Valentine's Day date is unlikely to alter the Sino-US collision course
The China Daily claimed that the visit of Vice-President Xi Jinping to the US next week will help to set relations between the two powers on a better track, and cited 'experts' who expressed the hope that the visit 'will help China-US ties fly clear of US election year turbulence'.
Xi will meet President Barack Obama in the White House on Tuesday, St Valentine's Day. Unfortunately, neither the US nor Chinese leaders have the luxury for political lovers' trysts. The best hope is that Obama and China's leader-in-waiting will realise some personal chemistry and understand that they must take their countries away from their impending collision course. And then pray that Americans are wise enough not to elect a Republican as president in November.
It is not merely that the timing is awkward and militates against a constructive outcome. There is something wrong with the political structures in both countries and in the international system, such as it is, that wastes so much time, money and energy on such meetings, but handicaps them so that they cannot achieve results.
The China Daily correctly outlines some of the problems on the American side of the relationship, noting that 'China bashing is becoming ever more frequent in this election year'. Obama used his state-of-the-union address to single out China for alleged unfair trade practices and, even before that, had angered Beijing by his demarches in defence policy with plans for a beefed-up presence in Asia.
The newspaper also understands that, if Obama makes life tough for China, the Republicans would probably be worse. Mitt Romney, still the Republican front runner, has 'pledged to 'clamp down' on Beijing as a currency manipulator and has openly threatened a trade war', the China Daily adds. China's deputy foreign minister Cui Tiankai correctly remarked this week that there is a 'trust deficit' between the two countries.
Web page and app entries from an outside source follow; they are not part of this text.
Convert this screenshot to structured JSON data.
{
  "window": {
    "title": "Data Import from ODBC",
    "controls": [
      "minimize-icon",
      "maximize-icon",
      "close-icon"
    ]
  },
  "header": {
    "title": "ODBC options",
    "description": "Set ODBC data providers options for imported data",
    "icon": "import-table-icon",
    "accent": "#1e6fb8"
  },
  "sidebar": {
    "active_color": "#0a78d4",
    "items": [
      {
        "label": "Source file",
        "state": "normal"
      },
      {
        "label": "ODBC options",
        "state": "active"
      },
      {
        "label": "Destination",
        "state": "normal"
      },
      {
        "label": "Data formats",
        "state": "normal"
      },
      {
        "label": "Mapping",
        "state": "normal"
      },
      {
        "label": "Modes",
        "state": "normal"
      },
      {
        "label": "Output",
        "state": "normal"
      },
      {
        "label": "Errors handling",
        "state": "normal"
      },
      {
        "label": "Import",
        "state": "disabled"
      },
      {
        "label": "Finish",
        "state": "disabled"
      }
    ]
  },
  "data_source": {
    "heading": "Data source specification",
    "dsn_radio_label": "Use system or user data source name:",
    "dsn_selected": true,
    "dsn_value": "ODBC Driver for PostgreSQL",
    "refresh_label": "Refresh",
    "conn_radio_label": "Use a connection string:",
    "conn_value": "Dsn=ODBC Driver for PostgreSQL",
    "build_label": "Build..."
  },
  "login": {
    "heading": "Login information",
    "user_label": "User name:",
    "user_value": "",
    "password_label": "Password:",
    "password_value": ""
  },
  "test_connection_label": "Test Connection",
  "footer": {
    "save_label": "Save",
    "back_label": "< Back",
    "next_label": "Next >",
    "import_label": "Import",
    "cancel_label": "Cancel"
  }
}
The China Daily conveniently forgets that the faults are not all on the American side. There are the long-standing controversial issues such as Beijing's manipulation of the renminbi, theft of intellectual property and industrial espionage, support for North Korea and shelter for Pyongyang's and Tehran's nuclear programmes, its defence of rogue regimes and domestic crackdown on dissent. On top of all that, China has recently become more protective of its rights as a great civilisation and a great power.
Deng Xiaoping's foreign policy dictum to 'keep a low profile and achieve something' was quietly modified in 2009 by President Hu Jintao. At the end of December - according to M.Taylor Fravel of MIT - General Ma Xiaotian, deputy chief of the general staff of the PLA, made a speech reported in the official paper of the PLA giving the reformulated version that China should 'uphold keeping a low profile and actively achieve something', a subtle but important change in the wording. It is an important underpinning for Beijing's more muscular foreign policy.
Assertive academics and businessmen, who believe China should not be kicked around or allow the West to dictate the terms of the diplomatic, political or economic debate, have raised the low profile. Hu himself has complained that 'international hostile forces are intensifying the strategic plot of westernising and dividing China, and ideological and cultural fields are the focal areas of their long-term infiltration'.
Chinese commentators complain that Obama's renewed assertion that the US is a Pacific power and switch of defence capabilities to the Asia-Pacific region are part of a plot to encircle China and the opening shots of a new cold war.
All this means China and the US are on a potential collision course, even without Beijing joining Russia in a veto to prevent UN measures against the pariah regime of Bashar al-Assad in Syria. The red rag before Beijing was clearly the suggestion of regime change in Damascus, even though that was deleted from the final watered-down resolution that failed because of the vetoes.
The veto was a sign of things to come. A more assertive China with growing worldwide interests will have to consider fully fledged military bases to protect the supply and passage of its own trade and the safety of its people working abroad.
Cui claimed the Sino-US relationship is 'too big to fail'; but now is not an easy time to fix it. Who knows whether Obama will be in the White House next year? Romney has promised to 'insist on a military so powerful that no one would ever think of challenging it'.
China itself is in an election year. Although Xi is president-in-waiting, there is still unsettled business, including the make-up of the Politburo Standing Committee, with disputes still active, as can be seen in this week's events in Chongqing .
Xi has a reputation of being more open and affable than the apparatchik Hu, but China's new fifth generation leaders will probably be consensus-driven, especially given the tensions between the elitists or 'princelings' and the populists. In 2009, in Mexico, Xi was goaded to complain about 'a few foreigners, with full bellies, who have nothing better to do than try to point fingers at our country ... China does not export revolution, hunger or poverty; nor does China cause you any headaches. What else do you want?'
May you live in interesting times: Obama and Xi will want to remember those words.
Kevin Rafferty is a political commentator